banana bread slices

This bread is good.  It’s always a relief to break past that quiet but obnoxious barrier between “good, all things considering” and “good” outright.  It’s like the best qualities of the banana bread and zucchini bread we used to have, and you don’t really notice it has no sugar, no grains, no dairy.  If you want to be picky, it doesn’t even have bananas, but plantains are pretty close.  :-)
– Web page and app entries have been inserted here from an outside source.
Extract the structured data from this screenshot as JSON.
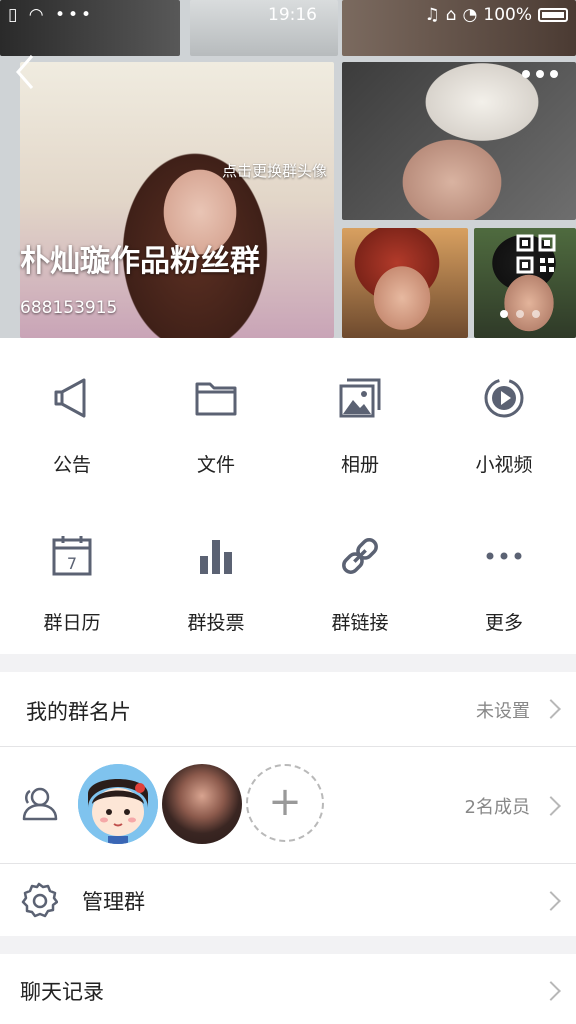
{
  "status_bar": {
    "left_icons": "▯ ◠ •••",
    "time": "19:16",
    "battery": "100%"
  },
  "header": {
    "change_avatar_hint": "点击更换群头像",
    "group_name": "朴灿璇作品粉丝群",
    "group_id": "688153915",
    "page_indicator": {
      "count": 3,
      "active": 0
    },
    "icons": [
      "back-arrow-icon",
      "more-dots-icon",
      "qr-code-icon"
    ]
  },
  "features": [
    {
      "label": "公告",
      "icon": "megaphone-icon"
    },
    {
      "label": "文件",
      "icon": "folder-icon"
    },
    {
      "label": "相册",
      "icon": "album-icon"
    },
    {
      "label": "小视频",
      "icon": "video-icon"
    },
    {
      "label": "群日历",
      "icon": "calendar-icon",
      "calendar_day": "7"
    },
    {
      "label": "群投票",
      "icon": "bar-chart-icon"
    },
    {
      "label": "群链接",
      "icon": "link-icon"
    },
    {
      "label": "更多",
      "icon": "more-dots-icon"
    }
  ],
  "my_card": {
    "label": "我的群名片",
    "value": "未设置"
  },
  "members": {
    "count_text": "2名成员",
    "add_symbol": "+"
  },
  "manage": {
    "label": "管理群"
  },
  "chat_history": {
    "label": "聊天记录"
  },
  "colors": {
    "icon_gray": "#5b6273",
    "chevron": "#b8b8b8",
    "bg": "#f2f2f4"
  }
}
You want some very ripe plantains for this recipe — they should be fully yellow, with at least some black on the peel.  And you definitely, definitely want to use a blender (or immersion blender) to mash them up; plantains are starchier than bananas, and just taking a fork to them doesn’t work as well as with bananas.  But the results are worth it.  I came up with this recipe three days ago while my sister and I were trying things out with a bunch of overripe plantains, and since then we’ve made four loaves and eaten every slice.  The bread’s even good cold without needing to be warmed up — and that is super-rare in the gluten-free world.

Paleo “Banana Bread”

Yield:  1 loaf

Ingredients:

Directions:

1.  Preheat the oven to 375 degrees Farenheit.  Lightly grease a loaf pan with coconut oil (I just get some on my (clean!) fingers and rub the sides and bottom of the pan with it), then lightly “flour” it with tapioca starch; set aside.

2.  Mash or puree the plantains; a blender is a really good idea here.  In a large mixing bowl, whisk together the plantain mash, eggs, cashew butter, vanilla, and stevia; set aside.

3.  In a medium mixing bowl, whisk together the tapioca starch, locust bean gum, baking soda, salt, and nutmeg.  Add the dry mixture to the plantain mixture and whisk together until fully combined.  The result should look pretty much exactly like banana bread batter.

4.  Pour the batter into the prepared loaf pan, and bake in the preheated oven for about 35 minutes.  It should pass the toothpick test when done.

5.  Once the loaf’s out of the oven, use a floppy spatula to gently loosen it from the sides of the pan and turn it out onto a cooling rack.  Let cool a few minutes at most, then tuck in while it’s still warm (though it keeps very well cool as well!).

banana bread loaf